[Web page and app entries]
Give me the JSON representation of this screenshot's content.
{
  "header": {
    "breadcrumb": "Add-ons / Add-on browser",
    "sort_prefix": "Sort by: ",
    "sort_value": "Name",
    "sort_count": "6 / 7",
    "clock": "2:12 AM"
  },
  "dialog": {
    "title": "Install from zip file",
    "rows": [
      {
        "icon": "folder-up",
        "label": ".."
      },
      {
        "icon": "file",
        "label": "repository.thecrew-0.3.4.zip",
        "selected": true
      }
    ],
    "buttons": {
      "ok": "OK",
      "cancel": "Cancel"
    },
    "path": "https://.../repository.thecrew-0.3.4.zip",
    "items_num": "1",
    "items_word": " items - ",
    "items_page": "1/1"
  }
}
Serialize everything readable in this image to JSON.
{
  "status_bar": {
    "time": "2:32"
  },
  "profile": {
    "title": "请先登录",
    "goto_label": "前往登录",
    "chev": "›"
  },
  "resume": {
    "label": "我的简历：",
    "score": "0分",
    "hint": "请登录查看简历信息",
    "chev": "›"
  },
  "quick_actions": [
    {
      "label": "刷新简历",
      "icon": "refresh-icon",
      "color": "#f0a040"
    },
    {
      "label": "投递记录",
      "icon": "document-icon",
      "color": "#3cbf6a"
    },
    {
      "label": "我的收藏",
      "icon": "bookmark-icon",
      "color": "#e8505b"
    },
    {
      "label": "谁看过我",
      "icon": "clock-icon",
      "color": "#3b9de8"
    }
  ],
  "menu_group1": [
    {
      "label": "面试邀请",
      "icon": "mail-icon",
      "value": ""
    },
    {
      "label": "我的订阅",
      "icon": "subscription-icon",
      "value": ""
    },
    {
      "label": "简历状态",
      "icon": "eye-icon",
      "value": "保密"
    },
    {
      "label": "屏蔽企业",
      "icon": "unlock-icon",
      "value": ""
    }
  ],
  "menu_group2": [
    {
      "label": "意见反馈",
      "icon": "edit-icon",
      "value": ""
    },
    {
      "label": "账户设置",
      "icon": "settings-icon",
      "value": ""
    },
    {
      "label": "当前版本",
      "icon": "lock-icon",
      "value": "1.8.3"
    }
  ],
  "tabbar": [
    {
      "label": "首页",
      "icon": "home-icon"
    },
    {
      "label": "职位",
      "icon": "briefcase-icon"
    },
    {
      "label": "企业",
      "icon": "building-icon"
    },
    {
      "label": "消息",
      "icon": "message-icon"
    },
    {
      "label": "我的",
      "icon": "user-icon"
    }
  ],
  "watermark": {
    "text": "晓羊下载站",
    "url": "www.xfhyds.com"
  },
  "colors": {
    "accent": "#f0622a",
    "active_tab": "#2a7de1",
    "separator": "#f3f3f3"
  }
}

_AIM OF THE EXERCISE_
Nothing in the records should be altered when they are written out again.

_TASK RESPONSE_
Give me the JSON representation of this screenshot's content.
{
  "header": {
    "breadcrumb": "Add-ons / Add-on browser",
    "sort_prefix": "Sort by: ",
    "sort_value": "Name",
    "sort_count": "6 / 7",
    "clock": "2:12 AM"
  },
  "dialog": {
    "title": "Install from zip file",
    "rows": [
      {
        "icon": "folder-up",
        "label": ".."
      },
      {
        "icon": "file",
        "label": "repository.thecrew-0.3.4.zip",
        "selected": true
      }
    ],
    "buttons": {
      "ok": "OK",
      "cancel": "Cancel"
    },
    "path": "https://.../repository.thecrew-0.3.4.zip",
    "items_num": "1",
    "items_word": " items - ",
    "items_page": "1/1"
  }
}
Serialize everything readable in this image to JSON.
{
  "status_bar": {
    "time": "2:32"
  },
  "profile": {
    "title": "请先登录",
    "goto_label": "前往登录",
    "chev": "›"
  },
  "resume": {
    "label": "我的简历：",
    "score": "0分",
    "hint": "请登录查看简历信息",
    "chev": "›"
  },
  "quick_actions": [
    {
      "label": "刷新简历",
      "icon": "refresh-icon",
      "color": "#f0a040"
    },
    {
      "label": "投递记录",
      "icon": "document-icon",
      "color": "#3cbf6a"
    },
    {
      "label": "我的收藏",
      "icon": "bookmark-icon",
      "color": "#e8505b"
    },
    {
      "label": "谁看过我",
      "icon": "clock-icon",
      "color": "#3b9de8"
    }
  ],
  "menu_group1": [
    {
      "label": "面试邀请",
      "icon": "mail-icon",
      "value": ""
    },
    {
      "label": "我的订阅",
      "icon": "subscription-icon",
      "value": ""
    },
    {
      "label": "简历状态",
      "icon": "eye-icon",
      "value": "保密"
    },
    {
      "label": "屏蔽企业",
      "icon": "unlock-icon",
      "value": ""
    }
  ],
  "menu_group2": [
    {
      "label": "意见反馈",
      "icon": "edit-icon",
      "value": ""
    },
    {
      "label": "账户设置",
      "icon": "settings-icon",
      "value": ""
    },
    {
      "label": "当前版本",
      "icon": "lock-icon",
      "value": "1.8.3"
    }
  ],
  "tabbar": [
    {
      "label": "首页",
      "icon": "home-icon"
    },
    {
      "label": "职位",
      "icon": "briefcase-icon"
    },
    {
      "label": "企业",
      "icon": "building-icon"
    },
    {
      "label": "消息",
      "icon": "message-icon"
    },
    {
      "label": "我的",
      "icon": "user-icon"
    }
  ],
  "watermark": {
    "text": "晓羊下载站",
    "url": "www.xfhyds.com"
  },
  "colors": {
    "accent": "#f0622a",
    "active_tab": "#2a7de1",
    "separator": "#f3f3f3"
  }
}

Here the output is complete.